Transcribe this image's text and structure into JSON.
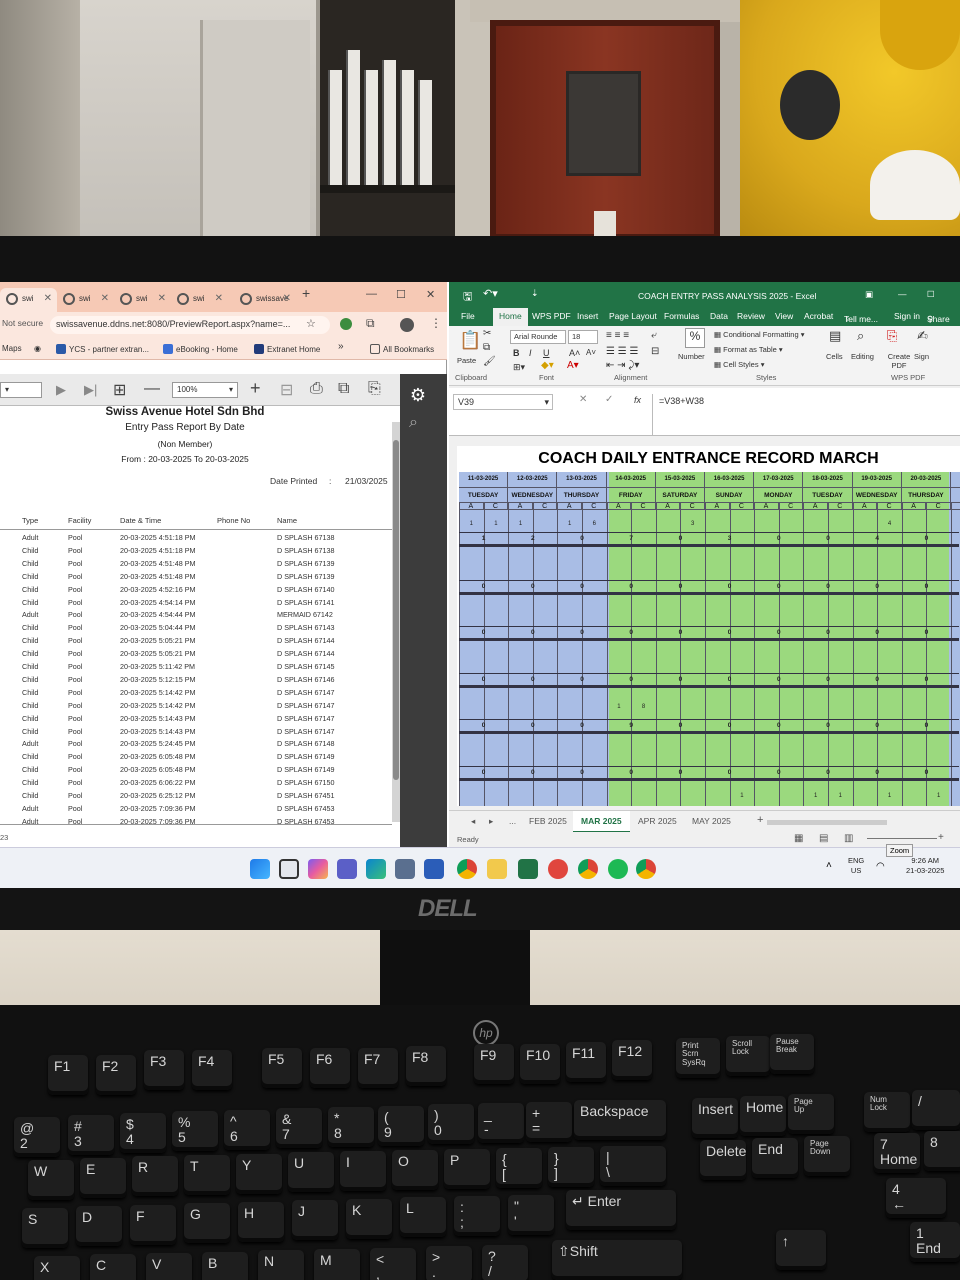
{
  "browser": {
    "tabs": [
      {
        "label": "swi",
        "active": true
      },
      {
        "label": "swi",
        "active": false
      },
      {
        "label": "swi",
        "active": false
      },
      {
        "label": "swi",
        "active": false
      },
      {
        "label": "swissave",
        "active": false
      }
    ],
    "not_secure": "Not secure",
    "url": "swissavenue.ddns.net:8080/PreviewReport.aspx?name=...",
    "bookmarks": [
      "Maps",
      "YCS - partner extran...",
      "eBooking - Home",
      "Extranet Home",
      "All Bookmarks"
    ],
    "zoom": "100%",
    "report": {
      "company": "Swiss Avenue Hotel Sdn Bhd",
      "title": "Entry Pass Report By Date",
      "subtitle": "(Non Member)",
      "range": "From : 20-03-2025 To 20-03-2025",
      "printed_label": "Date Printed",
      "printed_sep": ":",
      "printed_value": "21/03/2025",
      "columns": [
        "Type",
        "Facility",
        "Date & Time",
        "Phone No",
        "Name"
      ],
      "rows": [
        [
          "Adult",
          "Pool",
          "20-03-2025 4:51:18 PM",
          "D SPLASH 67138"
        ],
        [
          "Child",
          "Pool",
          "20-03-2025 4:51:18 PM",
          "D SPLASH 67138"
        ],
        [
          "Child",
          "Pool",
          "20-03-2025 4:51:48 PM",
          "D SPLASH 67139"
        ],
        [
          "Child",
          "Pool",
          "20-03-2025 4:51:48 PM",
          "D SPLASH 67139"
        ],
        [
          "Child",
          "Pool",
          "20-03-2025 4:52:16 PM",
          "D SPLASH 67140"
        ],
        [
          "Child",
          "Pool",
          "20-03-2025 4:54:14 PM",
          "D SPLASH 67141"
        ],
        [
          "Adult",
          "Pool",
          "20-03-2025 4:54:44 PM",
          "MERMAID 67142"
        ],
        [
          "Child",
          "Pool",
          "20-03-2025 5:04:44 PM",
          "D SPLASH 67143"
        ],
        [
          "Child",
          "Pool",
          "20-03-2025 5:05:21 PM",
          "D SPLASH 67144"
        ],
        [
          "Child",
          "Pool",
          "20-03-2025 5:05:21 PM",
          "D SPLASH 67144"
        ],
        [
          "Child",
          "Pool",
          "20-03-2025 5:11:42 PM",
          "D SPLASH 67145"
        ],
        [
          "Child",
          "Pool",
          "20-03-2025 5:12:15 PM",
          "D SPLASH 67146"
        ],
        [
          "Child",
          "Pool",
          "20-03-2025 5:14:42 PM",
          "D SPLASH 67147"
        ],
        [
          "Child",
          "Pool",
          "20-03-2025 5:14:42 PM",
          "D SPLASH 67147"
        ],
        [
          "Child",
          "Pool",
          "20-03-2025 5:14:43 PM",
          "D SPLASH 67147"
        ],
        [
          "Child",
          "Pool",
          "20-03-2025 5:14:43 PM",
          "D SPLASH 67147"
        ],
        [
          "Adult",
          "Pool",
          "20-03-2025 5:24:45 PM",
          "D SPLASH 67148"
        ],
        [
          "Child",
          "Pool",
          "20-03-2025 6:05:48 PM",
          "D SPLASH 67149"
        ],
        [
          "Child",
          "Pool",
          "20-03-2025 6:05:48 PM",
          "D SPLASH 67149"
        ],
        [
          "Child",
          "Pool",
          "20-03-2025 6:06:22 PM",
          "D SPLASH 67150"
        ],
        [
          "Child",
          "Pool",
          "20-03-2025 6:25:12 PM",
          "D SPLASH 67451"
        ],
        [
          "Adult",
          "Pool",
          "20-03-2025 7:09:36 PM",
          "D SPLASH 67453"
        ],
        [
          "Adult",
          "Pool",
          "20-03-2025 7:09:36 PM",
          "D SPLASH 67453"
        ]
      ],
      "page_indicator": "23"
    }
  },
  "excel": {
    "window_title": "COACH ENTRY PASS ANALYSIS 2025 - Excel",
    "menu": [
      "File",
      "Home",
      "WPS PDF",
      "Insert",
      "Page Layout",
      "Formulas",
      "Data",
      "Review",
      "View",
      "Acrobat",
      "Tell me...",
      "Sign in",
      "Share"
    ],
    "font_name": "Arial Rounde",
    "font_size": "18",
    "ribbon_labels": {
      "paste": "Paste",
      "number": "Number",
      "conditional": "Conditional Formatting",
      "format_table": "Format as Table",
      "cell_styles": "Cell Styles",
      "cells": "Cells",
      "editing": "Editing",
      "create_pdf": "Create PDF",
      "sign": "Sign",
      "clipboard": "Clipboard",
      "font": "Font",
      "alignment": "Alignment",
      "styles": "Styles",
      "wps_pdf": "WPS PDF"
    },
    "name_box": "V39",
    "formula": "=V38+W38",
    "sheet_title": "COACH DAILY ENTRANCE RECORD MARCH",
    "dates": [
      "11-03-2025",
      "12-03-2025",
      "13-03-2025",
      "14-03-2025",
      "15-03-2025",
      "16-03-2025",
      "17-03-2025",
      "18-03-2025",
      "19-03-2025",
      "20-03-2025",
      "21-0"
    ],
    "days": [
      "TUESDAY",
      "WEDNESDAY",
      "THURSDAY",
      "FRIDAY",
      "SATURDAY",
      "SUNDAY",
      "MONDAY",
      "TUESDAY",
      "WEDNESDAY",
      "THURSDAY",
      "F"
    ],
    "ac_label_a": "A",
    "ac_label_c": "C",
    "first_row_small": [
      "1",
      "1",
      "1",
      "",
      "1",
      "6",
      "",
      "",
      "",
      "3",
      "",
      "",
      "",
      "",
      "",
      "",
      "",
      "4",
      "",
      ""
    ],
    "totals": [
      [
        "1",
        "2",
        "0",
        "7",
        "0",
        "3",
        "0",
        "0",
        "4",
        "0"
      ],
      [
        "0",
        "0",
        "0",
        "0",
        "0",
        "0",
        "0",
        "0",
        "0",
        "0"
      ],
      [
        "0",
        "0",
        "0",
        "0",
        "0",
        "0",
        "0",
        "0",
        "0",
        "0"
      ],
      [
        "0",
        "0",
        "0",
        "0",
        "0",
        "0",
        "0",
        "0",
        "0",
        "0"
      ],
      [
        "0",
        "0",
        "0",
        "9",
        "0",
        "0",
        "0",
        "0",
        "0",
        "0"
      ],
      [
        "0",
        "0",
        "0",
        "0",
        "0",
        "0",
        "0",
        "0",
        "0",
        "0"
      ]
    ],
    "row5_small": [
      "1",
      "8"
    ],
    "bottom_small": [
      "1",
      "1",
      "1",
      "1",
      "1"
    ],
    "sheet_tabs": [
      "...",
      "FEB 2025",
      "MAR 2025",
      "APR 2025",
      "MAY 2025",
      "+"
    ],
    "status": "Ready"
  },
  "taskbar": {
    "lang": "ENG",
    "region": "US",
    "time": "9:26 AM",
    "date": "21-03-2025",
    "zoom_tooltip": "Zoom"
  },
  "monitor_brand": "DELL",
  "keyboard_brand": "hp",
  "keys": {
    "f1": "F1",
    "f2": "F2",
    "f3": "F3",
    "f4": "F4",
    "f5": "F5",
    "f6": "F6",
    "f7": "F7",
    "f8": "F8",
    "f9": "F9",
    "f10": "F10",
    "f11": "F11",
    "f12": "F12",
    "prtsc": "Print\nScrn\nSysRq",
    "scroll": "Scroll\nLock",
    "pause": "Pause\nBreak",
    "n2": "@\n2",
    "n3": "#\n3",
    "n4": "$\n4",
    "n5": "%\n5",
    "n6": "^\n6",
    "n7": "&\n7",
    "n8": "*\n8",
    "n9": "(\n9",
    "n0": ")\n0",
    "minus": "_\n-",
    "equal": "+\n=",
    "backspace": "Backspace",
    "insert": "Insert",
    "home": "Home",
    "pageup": "Page\nUp",
    "numlock": "Num\nLock",
    "slash": "/",
    "q": "",
    "w": "W",
    "e": "E",
    "r": "R",
    "t": "T",
    "y": "Y",
    "u": "U",
    "i": "I",
    "o": "O",
    "p": "P",
    "lbracket": "{\n[",
    "rbracket": "}\n]",
    "backslash": "|\n\\",
    "delete": "Delete",
    "end": "End",
    "pagedown": "Page\nDown",
    "np7": "7\nHome",
    "np8": "8",
    "a": "",
    "s": "S",
    "d": "D",
    "f": "F",
    "g": "G",
    "h": "H",
    "j": "J",
    "k": "K",
    "l": "L",
    "semicolon": ":\n;",
    "quote": "\"\n'",
    "enter": "↵ Enter",
    "np4": "4\n←",
    "z": "",
    "x": "X",
    "c": "C",
    "v": "V",
    "b": "B",
    "n": "N",
    "m": "M",
    "comma": "<\n,",
    "period": ">\n.",
    "question": "?\n/",
    "shift": "⇧Shift",
    "up": "↑",
    "np1": "1\nEnd"
  }
}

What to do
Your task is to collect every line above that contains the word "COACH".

Written answer
    "window_title": "COACH ENTRY PASS ANALYSIS 2025 - Excel",
    "sheet_title": "COACH DAILY ENTRANCE RECORD MARCH",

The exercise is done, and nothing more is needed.